My husband is a big, big Witcher fan — played all the games more than once and listened to the audiobooks. When the news broke that the series was coming to Netflix, I knew I would end up watching with him. He’d been badgering me to read the books for ages and during the show, he kept pointing out where the TV series differed from the books (usually expressed as a complaint). It was funny because that’s usually MY job. So I have caved in and started the series. While most of the stories in this first book were already familiar thanks to the TV series, The Last Wish still contained a few pleasant surprises.
The Last Wish is a collection of 7 stories involving the Witcher. For those who are not familiar with the show, games or books, a Witcher is a human man who has been transformed by some sort of magical training and medicines into a powerful monster-hunting mutant. Witchers are feared and often reviled by common folk but their services are necessary and welcome should your village find itself plagued by basilisks, werewolves, rusalkas or any other vicious monsters that roam the world. This collection opens with a story that was featured in the Netflix series — the story of the striga. The striga is a monster, always female, with a hideous body, capable of ripping humans apart and devouring them. She lives in a crypt in the castle and roams at night, preying on villagers.

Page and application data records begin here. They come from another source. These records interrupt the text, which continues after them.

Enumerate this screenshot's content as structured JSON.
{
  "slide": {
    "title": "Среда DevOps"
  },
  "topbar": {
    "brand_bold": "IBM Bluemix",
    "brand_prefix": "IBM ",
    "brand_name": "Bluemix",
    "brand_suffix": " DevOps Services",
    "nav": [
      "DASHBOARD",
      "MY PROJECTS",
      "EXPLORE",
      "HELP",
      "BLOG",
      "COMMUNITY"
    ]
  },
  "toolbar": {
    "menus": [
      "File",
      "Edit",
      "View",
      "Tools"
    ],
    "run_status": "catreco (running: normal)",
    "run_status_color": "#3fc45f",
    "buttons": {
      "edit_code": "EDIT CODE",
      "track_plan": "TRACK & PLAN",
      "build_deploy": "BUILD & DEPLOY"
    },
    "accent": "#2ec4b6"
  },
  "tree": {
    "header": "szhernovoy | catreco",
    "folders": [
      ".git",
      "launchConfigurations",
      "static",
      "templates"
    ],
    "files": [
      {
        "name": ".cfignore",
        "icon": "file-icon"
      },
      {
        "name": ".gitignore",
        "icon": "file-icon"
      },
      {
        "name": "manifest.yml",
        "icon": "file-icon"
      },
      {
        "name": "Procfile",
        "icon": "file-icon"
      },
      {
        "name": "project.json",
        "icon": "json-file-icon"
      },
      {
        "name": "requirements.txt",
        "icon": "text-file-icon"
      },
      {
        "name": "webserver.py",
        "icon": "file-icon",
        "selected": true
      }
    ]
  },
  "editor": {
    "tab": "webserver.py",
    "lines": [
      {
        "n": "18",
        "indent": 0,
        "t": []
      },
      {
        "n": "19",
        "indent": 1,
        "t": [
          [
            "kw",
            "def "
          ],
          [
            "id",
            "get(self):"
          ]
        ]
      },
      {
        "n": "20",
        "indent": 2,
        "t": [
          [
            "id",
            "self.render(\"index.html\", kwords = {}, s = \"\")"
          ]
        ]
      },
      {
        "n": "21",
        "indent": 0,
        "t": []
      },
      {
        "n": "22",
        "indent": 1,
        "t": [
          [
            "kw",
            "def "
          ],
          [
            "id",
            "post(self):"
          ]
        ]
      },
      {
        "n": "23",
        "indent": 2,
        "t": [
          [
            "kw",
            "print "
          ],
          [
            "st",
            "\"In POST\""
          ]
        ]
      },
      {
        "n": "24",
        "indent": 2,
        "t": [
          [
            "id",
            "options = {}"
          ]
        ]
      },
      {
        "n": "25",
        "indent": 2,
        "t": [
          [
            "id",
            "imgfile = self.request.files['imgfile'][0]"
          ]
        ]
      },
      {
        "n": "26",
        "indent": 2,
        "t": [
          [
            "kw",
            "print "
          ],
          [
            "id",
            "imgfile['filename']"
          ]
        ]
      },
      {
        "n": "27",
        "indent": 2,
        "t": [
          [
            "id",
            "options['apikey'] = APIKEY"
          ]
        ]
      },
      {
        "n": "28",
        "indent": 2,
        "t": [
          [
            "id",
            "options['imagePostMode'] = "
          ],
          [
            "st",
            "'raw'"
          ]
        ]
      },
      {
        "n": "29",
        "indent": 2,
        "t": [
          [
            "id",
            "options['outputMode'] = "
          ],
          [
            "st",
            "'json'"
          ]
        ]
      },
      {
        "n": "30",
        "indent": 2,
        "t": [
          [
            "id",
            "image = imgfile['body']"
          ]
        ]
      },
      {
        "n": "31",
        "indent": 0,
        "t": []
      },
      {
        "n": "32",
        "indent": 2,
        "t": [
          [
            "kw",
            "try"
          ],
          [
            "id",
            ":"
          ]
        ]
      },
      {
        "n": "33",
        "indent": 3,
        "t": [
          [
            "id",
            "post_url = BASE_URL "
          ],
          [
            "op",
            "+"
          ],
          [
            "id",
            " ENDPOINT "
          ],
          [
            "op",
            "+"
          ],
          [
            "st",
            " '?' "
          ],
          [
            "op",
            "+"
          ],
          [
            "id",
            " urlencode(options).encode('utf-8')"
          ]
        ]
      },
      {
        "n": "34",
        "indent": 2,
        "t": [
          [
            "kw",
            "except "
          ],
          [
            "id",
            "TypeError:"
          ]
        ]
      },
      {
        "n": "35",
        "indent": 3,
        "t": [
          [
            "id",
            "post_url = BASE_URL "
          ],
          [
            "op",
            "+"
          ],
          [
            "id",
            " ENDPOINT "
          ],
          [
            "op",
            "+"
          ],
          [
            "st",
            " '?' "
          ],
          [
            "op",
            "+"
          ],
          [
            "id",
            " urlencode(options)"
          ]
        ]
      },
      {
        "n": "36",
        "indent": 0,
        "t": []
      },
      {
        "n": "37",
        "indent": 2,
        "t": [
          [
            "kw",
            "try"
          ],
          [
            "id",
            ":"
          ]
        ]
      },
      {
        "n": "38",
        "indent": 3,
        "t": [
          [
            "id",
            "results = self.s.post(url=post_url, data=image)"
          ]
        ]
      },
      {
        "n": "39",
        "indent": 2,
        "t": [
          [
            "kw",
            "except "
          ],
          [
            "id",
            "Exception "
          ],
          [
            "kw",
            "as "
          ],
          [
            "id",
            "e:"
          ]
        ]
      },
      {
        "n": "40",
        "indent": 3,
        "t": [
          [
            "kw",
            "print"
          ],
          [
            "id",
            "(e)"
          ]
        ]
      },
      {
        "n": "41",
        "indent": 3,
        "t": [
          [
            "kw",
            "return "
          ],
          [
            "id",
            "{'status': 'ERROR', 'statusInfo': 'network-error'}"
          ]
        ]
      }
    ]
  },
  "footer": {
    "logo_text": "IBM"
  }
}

The problem is that this striga is/was the king’s daughter (a bizarre tale that you need to read for yourself). The villagers and town councilors want the creature dead while the king holds onto the hope that the curse she lives under can be broken and his daughter restored to a normal life. The striga has been terrorizing the land for years, and wizards, sorcerers and other witchers have had no luck in dealing with her. Enter Geralt of Rivia, Witcher extraordinaire. The thing about Geralt is that while he slays monsters for money and absolutely expects to get paid (he works out a deal before setting about his task), he also has some moral scruples, a code by which he operates. He prefers not to kill if not necessary, and he sees that sometimes the humans he deals with are more vile than the monsters.
As I read through the stories, one thing that struck me was how most of them are riffs on or homages to fairy tales we all know. In some ways, the story of the striga reminded me of Sleeping Beauty — a princess cursed because of her father’s actions, a deep slumber and a fight to bring her back. The next story in the book, one which I believe will appear in Witcher season 2 and will feature the GOT actor who played Tormund, is a retelling of Beauty and the Beast with a very surprising twist. The story with Renfri (and where Geralt gets the nickname Butcher of Blaviken) is Snow White. This really did not come through on TV, but it’s quite obvious from the book, and I have to say it is still one of my favorites. Renfri, who is also a princess, is not a helpless victim waiting for a prince. She is a fierce assassin and understandable in her rage. The story of princess Pavetta’s betrothal feast is a re-imagining of Rumpelstiltskin, and within the story, a character makes reference to the “gnome Rumplestelt” when defending the Law of Surprise. This is the law that famously allowed a stranger who had saved your life to claim as repayment that which you have but did not know (such as going home and finding out your wife is pregnant).
Of course, The Last Wish also introduces the reader to Yennefer and Jaskier, who is called Dandelion. Dandelion the troubadour first appears in the story of the Sylvan who is trying to help a displaced band of elves survive. Unlike the TV show, Dandelion and Geralt are actually very good friends who genuinely like each other — no sucker punches or anger from Geralt here. The story of the Djinn and Geralt’s first encounter with Yennefer is one of the last stories in the book. When Dandelion is gravely wounded by a Djinn, Geralt rushes to find the nearest wizard or sorcerer who can help. Yennefer is willing to help, but as others try to tell Geralt, her help comes with strings that you might not expect or want. It’s a great story, and my only complaint is that the TV show did not do justice to the whole matter of the three wishes and what those wishes were. In fact, the first wish is completely changed for TV and I so so wish it hadn’t been because it’s hilarious!!! Also, the idea that nobody knows what the third wish was is false. Pretty much everyone knew what it was, including the main characters.
One of the things that makes the books like the TV series is the odd disjointed timeline. The stories are told as flashbacks and not in chronological order, but each chapter begins with Geralt in current time at a place and with a character missing from the show. Geralt is at the Temple of Melitele being healed of his wounds from the striga. The High Priestess there, Nenneke, is an old friend of Geralt’s and has known and healed him for years. Little by little, as each chapter opens, we learn that Nenneke is concerned about changes she sees in Geralt, and that she is aware of his complicated history with Yennefer. She tells him that the “vortex of power” and fate that surrounds him is serious and that he ought to submit to a trance so that she and the other priestesses could read his future, which he resolutely refuses to do. We also see that the local authorities have it in for Geralt and are waiting for an opportunity to do him in. The book ends with Geralt firmly planted within this vortex of power and fate.
All in all, I have to admit I liked the stories. I was surprised by the number of tough, strong, smart female characters and by the author’s cleverness with traditional fairy tales. He really takes those stories and turns them on their heads, kind of like Nina MacLaughlin did to Greek and Roman myths in Wake, Siren. I’m moving on the next book in the series for sure.